Sciabacucchi v. Liberty Broadband Corporation (Del. Ch. 2017) involved Charter Communications, Inc.’s (“Charter” or the “Company”) acquisition of Bright House Networks, LLC (“Bright House”) and the merger with Time Warner Cable (“TWC”). One of the complained of matters in the transaction was Charter’s issuance of equity to an insider, the largest stockholder of Charter, defendant Liberty Broadband Corporation. The issuance was purportedly to finance the acquisitions in part. The Liberty share issuances were approved in a single vote by the majority of the stock of Charter not controlled by or affiliated with Liberty Broadband, separate from the vote approving the merger with TWC.
The Defendants argued that the vote of the majority of unaffiliated stock in favor of the Liberty share issuances cleansed any breach of duty complained of, under the rationale of Corwin v. KKR Financial Holdings LLC. Under Corwin, a fully informed, uncoerced vote of the majority of disinterested stock results in business judgment review attaching to the transaction so approved, leading to dismissal absent an adequate pleading of waste.
The stockholders were advised that the acquisitions of Bright House and TWC were expressly conditioned on stockholder approval of the Liberty share issuances on the terms presented. In other words, to get the clear benefit of the acquisitions of Bright House and TWC, the stockholders had to approve the Liberty share issuances.

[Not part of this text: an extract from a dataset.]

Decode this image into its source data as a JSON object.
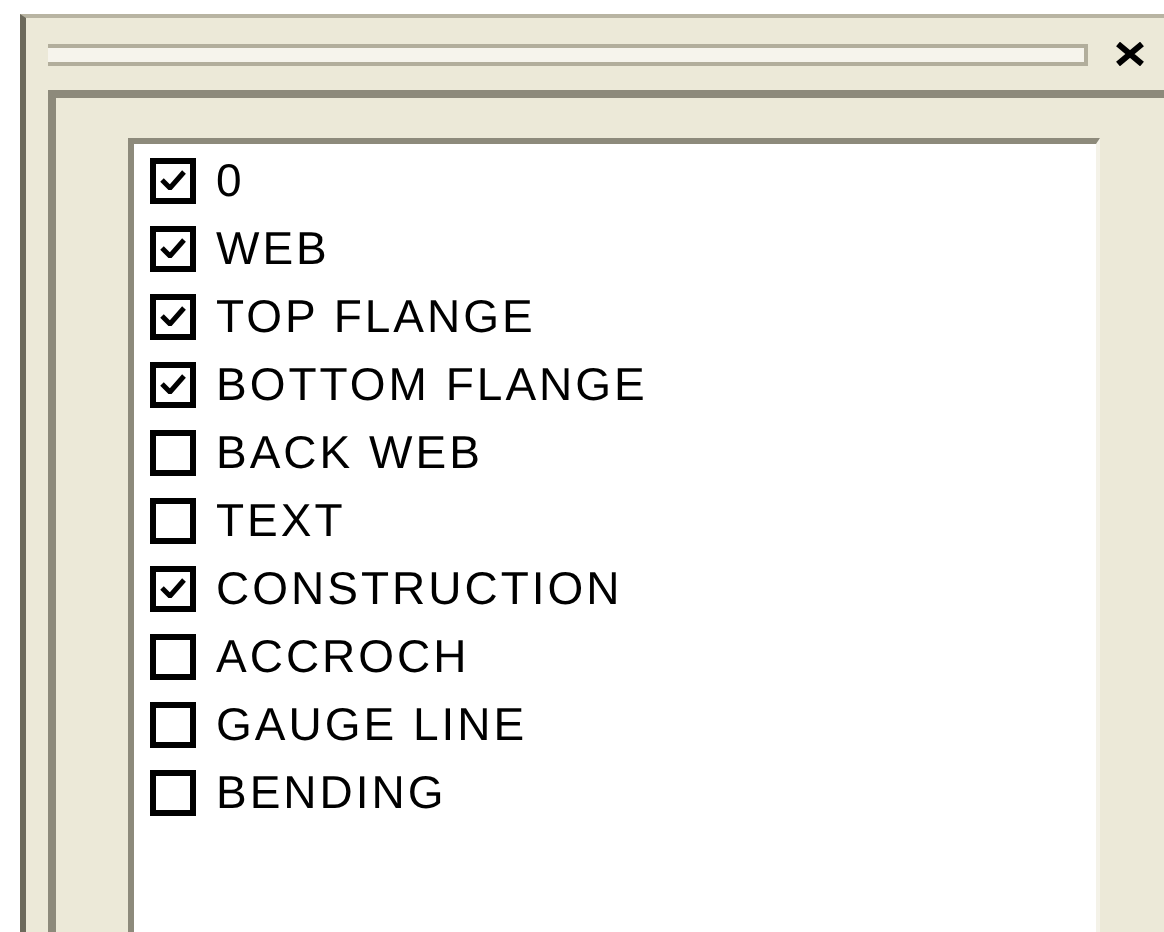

The Court of Chancery noted that some method of financing is inherent in every transaction, and typically an informed vote of the majority of the stock in favor of the transaction ratifies the directors’ actions with respect to financing. According to the Court, if a deal cannot proceed absent adoption of a particular financing, an informed vote for such a transaction is cleansing with respect to the financing method chosen.
In this case however, the board did not determine that the acquisitions could be consummated only via the Liberty share issuances. The directors did not seek or receive a fairness opinion that the Liberty share issuances, standing alone, were fair to the Company or the stockholders.

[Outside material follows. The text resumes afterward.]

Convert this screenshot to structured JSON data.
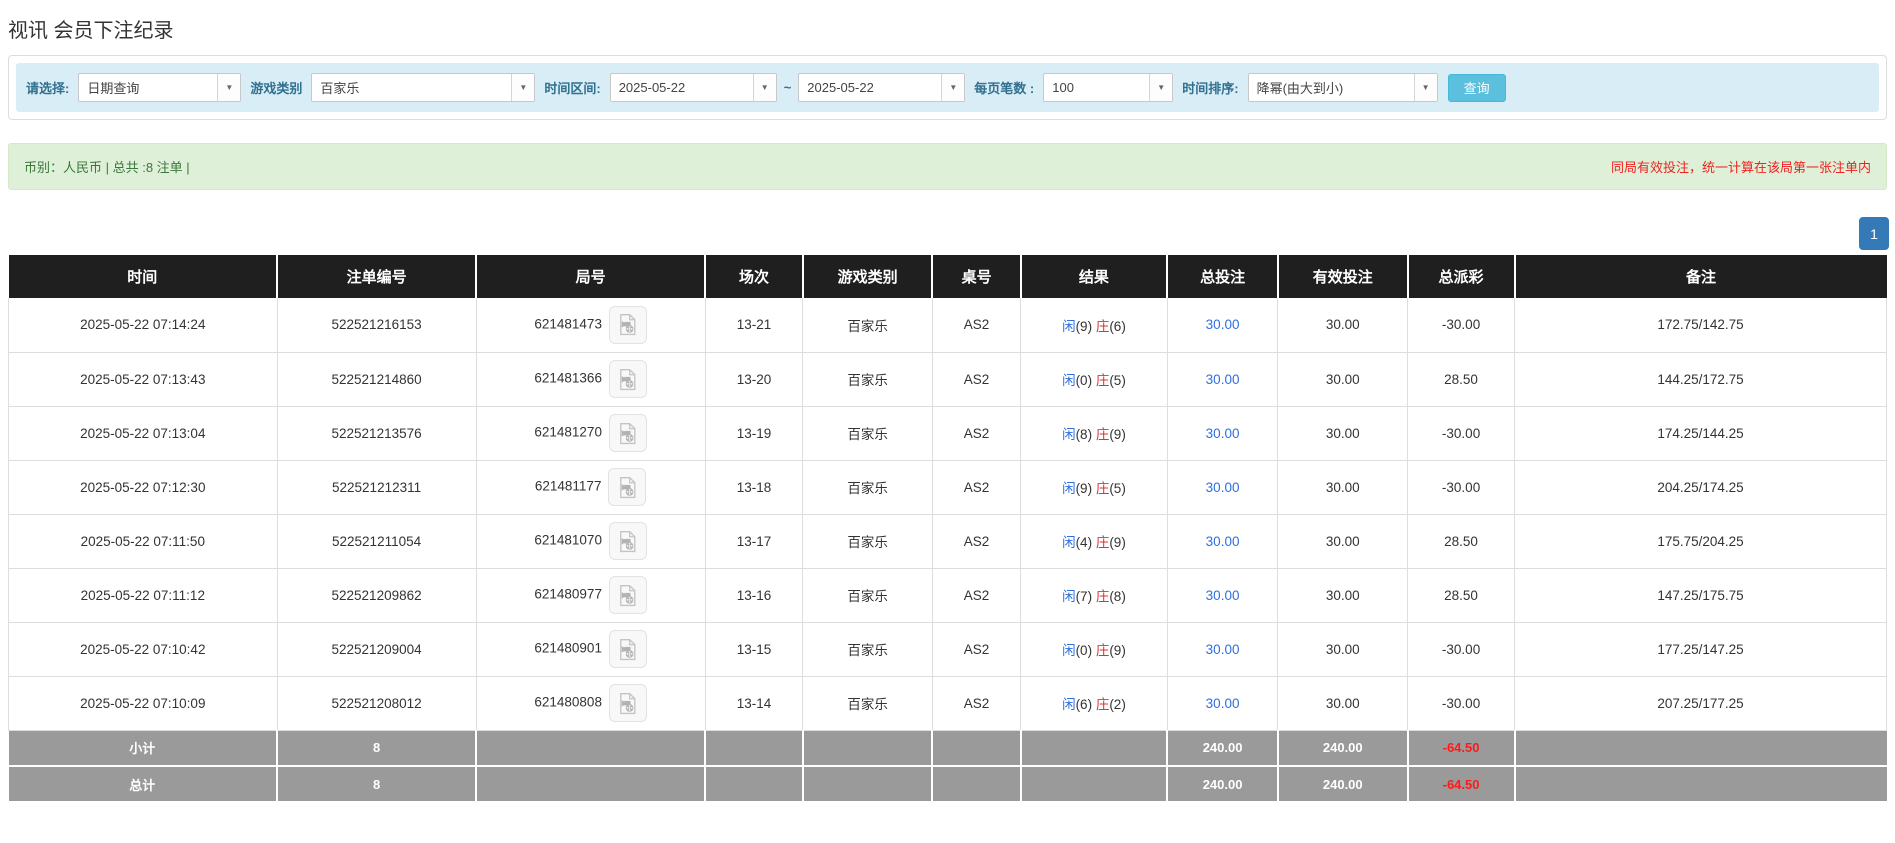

The Court held Plaintiffs had pled facts making it reasonably conceivable that the vote was structurally coercive. Those facts, and related favorable inferences, indicate that the Defendant directors achieved value for the stockholders in the acquisitions. They then conditioned receipt of those benefits on a vote in favor of transactions extraneous to the acquisitions, the Liberty share issuances and other matters. Assuming that viable breaches of fiduciary duty inhere in the Liberty share issuances, they could not be cleansed by the vote, since that vote was not a free vote to accept or reject those transactions alone; it was a vote to preserve the benefit of the acquisitions. In other words, ratification can cleanse defects inherent in a transaction, because the stockholders can simply reject the deal. The Court stated fiduciaries cannot interlard such a vote with extraneous acts of self-dealing, and thereby use a vote driven by the net benefit of the transactions to cleanse their breach of duty.
Note that the Court reserved further judgement on this matter pending briefing on whether the claims asserted were derivative or direct. It also noted it did not make any findings that any wrongdoing occurred.